Work to complete:
Could you output only the lines from the one containing "Parse this screenshot: output" through the last line of the data, both included?

Information supplied:
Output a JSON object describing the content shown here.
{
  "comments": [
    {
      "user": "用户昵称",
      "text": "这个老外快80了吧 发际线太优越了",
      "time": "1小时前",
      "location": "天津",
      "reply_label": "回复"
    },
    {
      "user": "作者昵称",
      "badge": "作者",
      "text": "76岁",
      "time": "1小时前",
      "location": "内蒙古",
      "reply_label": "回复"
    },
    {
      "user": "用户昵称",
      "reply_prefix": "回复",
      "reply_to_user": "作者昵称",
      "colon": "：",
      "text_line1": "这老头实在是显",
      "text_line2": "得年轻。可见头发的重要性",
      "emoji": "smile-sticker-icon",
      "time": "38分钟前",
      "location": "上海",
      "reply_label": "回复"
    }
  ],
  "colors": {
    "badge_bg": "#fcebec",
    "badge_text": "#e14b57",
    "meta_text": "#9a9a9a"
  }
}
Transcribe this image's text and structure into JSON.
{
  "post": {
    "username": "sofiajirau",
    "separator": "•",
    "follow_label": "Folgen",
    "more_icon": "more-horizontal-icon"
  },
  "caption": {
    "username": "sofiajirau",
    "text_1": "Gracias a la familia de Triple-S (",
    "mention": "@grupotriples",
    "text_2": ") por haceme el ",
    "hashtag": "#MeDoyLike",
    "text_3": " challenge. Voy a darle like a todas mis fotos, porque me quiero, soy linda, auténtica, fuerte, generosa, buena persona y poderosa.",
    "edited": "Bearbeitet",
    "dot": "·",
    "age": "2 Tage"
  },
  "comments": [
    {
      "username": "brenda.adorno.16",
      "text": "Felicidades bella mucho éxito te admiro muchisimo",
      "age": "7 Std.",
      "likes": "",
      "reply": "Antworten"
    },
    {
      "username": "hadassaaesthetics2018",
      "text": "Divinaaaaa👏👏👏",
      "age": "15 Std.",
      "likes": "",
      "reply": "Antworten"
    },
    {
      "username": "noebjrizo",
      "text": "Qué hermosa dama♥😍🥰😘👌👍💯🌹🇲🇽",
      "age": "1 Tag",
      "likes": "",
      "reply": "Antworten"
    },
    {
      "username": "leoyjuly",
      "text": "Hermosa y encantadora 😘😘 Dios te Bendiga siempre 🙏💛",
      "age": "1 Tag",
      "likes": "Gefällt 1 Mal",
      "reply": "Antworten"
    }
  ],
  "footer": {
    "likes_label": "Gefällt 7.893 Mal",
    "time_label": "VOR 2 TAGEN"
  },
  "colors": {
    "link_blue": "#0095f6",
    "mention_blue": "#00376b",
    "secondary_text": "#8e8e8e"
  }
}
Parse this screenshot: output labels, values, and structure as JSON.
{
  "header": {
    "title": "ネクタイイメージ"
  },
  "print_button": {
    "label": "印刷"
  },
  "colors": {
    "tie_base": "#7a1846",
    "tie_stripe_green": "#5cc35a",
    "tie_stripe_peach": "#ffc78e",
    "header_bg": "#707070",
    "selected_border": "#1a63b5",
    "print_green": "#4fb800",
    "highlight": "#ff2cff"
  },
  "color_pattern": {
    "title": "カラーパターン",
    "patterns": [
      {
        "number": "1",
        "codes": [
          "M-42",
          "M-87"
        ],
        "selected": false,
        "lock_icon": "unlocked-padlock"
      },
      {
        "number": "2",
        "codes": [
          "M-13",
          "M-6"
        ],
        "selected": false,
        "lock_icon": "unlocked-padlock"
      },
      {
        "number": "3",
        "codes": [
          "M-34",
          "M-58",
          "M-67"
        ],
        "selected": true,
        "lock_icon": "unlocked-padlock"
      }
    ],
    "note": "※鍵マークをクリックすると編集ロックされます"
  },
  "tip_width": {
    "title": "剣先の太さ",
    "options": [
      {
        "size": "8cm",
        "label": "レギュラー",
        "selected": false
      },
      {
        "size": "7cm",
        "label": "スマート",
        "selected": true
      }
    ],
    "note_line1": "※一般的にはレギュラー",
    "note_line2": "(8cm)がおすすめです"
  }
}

Output:
Parse this screenshot: output labels, values, and structure as JSON.
{
  "header": {
    "title": "ネクタイイメージ"
  },
  "print_button": {
    "label": "印刷"
  },
  "colors": {
    "tie_base": "#7a1846",
    "tie_stripe_green": "#5cc35a",
    "tie_stripe_peach": "#ffc78e",
    "header_bg": "#707070",
    "selected_border": "#1a63b5",
    "print_green": "#4fb800",
    "highlight": "#ff2cff"
  },
  "color_pattern": {
    "title": "カラーパターン",
    "patterns": [
      {
        "number": "1",
        "codes": [
          "M-42",
          "M-87"
        ],
        "selected": false,
        "lock_icon": "unlocked-padlock"
      },
      {
        "number": "2",
        "codes": [
          "M-13",
          "M-6"
        ],
        "selected": false,
        "lock_icon": "unlocked-padlock"
      },
      {
        "number": "3",
        "codes": [
          "M-34",
          "M-58",
          "M-67"
        ],
        "selected": true,
        "lock_icon": "unlocked-padlock"
      }
    ],
    "note": "※鍵マークをクリックすると編集ロックされます"
  },
  "tip_width": {
    "title": "剣先の太さ",
    "options": [
      {
        "size": "8cm",
        "label": "レギュラー",
        "selected": false
      },
      {
        "size": "7cm",
        "label": "スマート",
        "selected": true
      }
    ],
    "note_line1": "※一般的にはレギュラー",
    "note_line2": "(8cm)がおすすめです"
  }
}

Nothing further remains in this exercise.